Right after Thanksgiving...Columbus, Mississippi springs to life.
Or maybe I should say the pace of events speeds up. And as I've already observed, hardly a weekend goes by that Columbus doesn't have something going on. In just the last few weeks, Cliff and I have attended these events:
- Lighting of the Christmas Tree on the Riverwalk, just off Downtown
- The Christmas Parade—at night
- The Wassail Fest in Downtown
- Handel's Messiah
As it turns out, we also attended the local Catholic Church's annual presentation of Handel's Messiah, performed by local choirs and orchestra. Dr. Doug Browning conducted. The Columbus High School Varsity Singers also performed before the Messiah event. The high school singers are also under the direction of Dr. Doug Browning. Last year this ensemble earned all superior ratings at district and state festivals. The group needs chorus gowns, and anyone interested in helping can contact Dr. Browning at 601-826-9952. Cliff and I were invited to The Messiah event by my neighbor Sharon, and after that we went to dinner with her and her best friend Pat, along with Pat's sister and her husband, Judge Davies. This was on an exciting night, when Alabama's special election was coming to a close, but try as I might, I couldn't find out the election results until after Cliff and I got home. Enough said on the subject of politics.
Magnolia Antiques just after Thanksgiving. Magnolia Antiques in Columbus, MS, has been recognized as one of the best antiques stores in Mississippi and surrounding states. This annual event draws hundreds of visitors from as far away as Georgia and is not to be missed during the Christmas season, either. Both Cliff and I have bought luscious furniture from the store over the past year. Every year, this store brings in all kinds of food and drinks, and as it happened on the day we attended, we made a lunch out of the offerings and spent a good two hours shopping.
One of the things that Columbus, Mississippi, and other moderately sized southern towns still unabashedly celebrate is Christmas. I'm not commenting on whether or not this is considered "politically correct" because, after all, we are in the South and the celebrations of this season are still done in the ways they have been done for a long time.
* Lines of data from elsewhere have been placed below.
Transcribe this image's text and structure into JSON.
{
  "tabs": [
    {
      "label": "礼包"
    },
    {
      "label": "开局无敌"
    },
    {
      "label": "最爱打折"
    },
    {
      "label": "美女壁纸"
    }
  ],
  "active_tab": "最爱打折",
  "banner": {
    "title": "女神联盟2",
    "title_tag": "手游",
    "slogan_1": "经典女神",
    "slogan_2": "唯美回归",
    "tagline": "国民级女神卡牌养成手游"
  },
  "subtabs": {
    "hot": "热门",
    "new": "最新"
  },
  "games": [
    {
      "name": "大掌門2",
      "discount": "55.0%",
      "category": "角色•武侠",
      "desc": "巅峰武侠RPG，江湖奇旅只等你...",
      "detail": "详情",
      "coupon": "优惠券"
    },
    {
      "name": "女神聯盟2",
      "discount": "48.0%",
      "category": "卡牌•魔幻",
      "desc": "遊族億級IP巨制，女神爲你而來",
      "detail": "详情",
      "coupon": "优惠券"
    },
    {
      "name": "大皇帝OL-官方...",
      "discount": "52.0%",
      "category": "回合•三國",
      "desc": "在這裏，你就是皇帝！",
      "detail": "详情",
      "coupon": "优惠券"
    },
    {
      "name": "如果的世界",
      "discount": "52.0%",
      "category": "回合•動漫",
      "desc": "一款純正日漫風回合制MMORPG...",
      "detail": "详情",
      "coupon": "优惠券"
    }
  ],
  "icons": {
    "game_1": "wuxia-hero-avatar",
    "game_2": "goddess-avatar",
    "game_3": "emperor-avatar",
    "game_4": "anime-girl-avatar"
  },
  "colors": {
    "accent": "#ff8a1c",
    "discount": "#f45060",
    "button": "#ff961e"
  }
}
However, as will be evident from the video, here, it's an event that draws people together, people of all races and one would think all religions, Christian and non-Christian. Here is the vid and you decide...